_Directions for this task_. Print every entry, word for word, and skip the images.

_Given records_.

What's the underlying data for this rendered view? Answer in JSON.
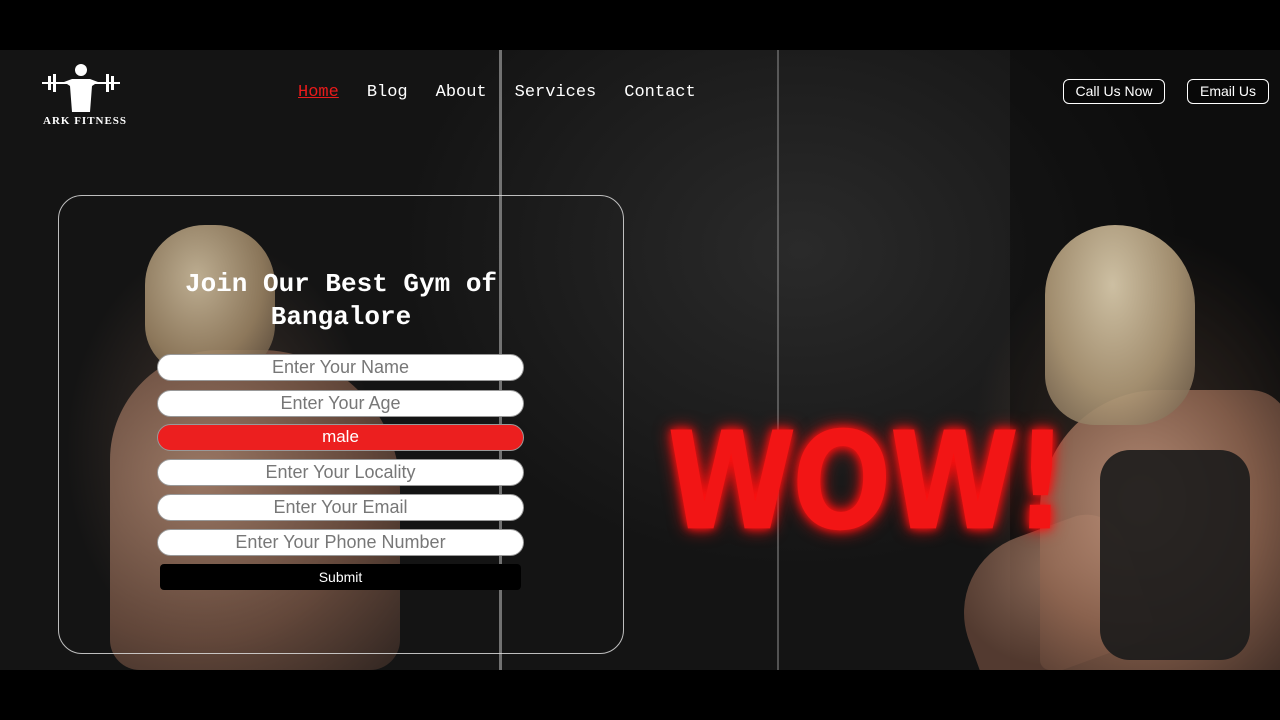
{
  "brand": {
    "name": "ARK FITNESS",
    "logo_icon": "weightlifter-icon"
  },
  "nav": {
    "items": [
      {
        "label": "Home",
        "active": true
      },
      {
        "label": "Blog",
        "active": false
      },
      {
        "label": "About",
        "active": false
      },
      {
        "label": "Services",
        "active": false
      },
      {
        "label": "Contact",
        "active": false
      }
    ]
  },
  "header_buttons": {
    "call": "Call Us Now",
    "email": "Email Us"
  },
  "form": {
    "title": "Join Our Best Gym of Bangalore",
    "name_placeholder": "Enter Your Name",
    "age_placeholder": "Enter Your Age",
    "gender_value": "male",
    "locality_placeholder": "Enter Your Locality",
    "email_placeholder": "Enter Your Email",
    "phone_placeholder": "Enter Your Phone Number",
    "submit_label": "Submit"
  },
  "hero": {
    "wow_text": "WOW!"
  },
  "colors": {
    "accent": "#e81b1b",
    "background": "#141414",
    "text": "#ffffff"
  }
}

_Your solution_.
What's the underlying data for this rendered view? Answer in JSON.
{
  "brand": {
    "name": "ARK FITNESS",
    "logo_icon": "weightlifter-icon"
  },
  "nav": {
    "items": [
      {
        "label": "Home",
        "active": true
      },
      {
        "label": "Blog",
        "active": false
      },
      {
        "label": "About",
        "active": false
      },
      {
        "label": "Services",
        "active": false
      },
      {
        "label": "Contact",
        "active": false
      }
    ]
  },
  "header_buttons": {
    "call": "Call Us Now",
    "email": "Email Us"
  },
  "form": {
    "title": "Join Our Best Gym of Bangalore",
    "name_placeholder": "Enter Your Name",
    "age_placeholder": "Enter Your Age",
    "gender_value": "male",
    "locality_placeholder": "Enter Your Locality",
    "email_placeholder": "Enter Your Email",
    "phone_placeholder": "Enter Your Phone Number",
    "submit_label": "Submit"
  },
  "hero": {
    "wow_text": "WOW!"
  },
  "colors": {
    "accent": "#e81b1b",
    "background": "#141414",
    "text": "#ffffff"
  }
}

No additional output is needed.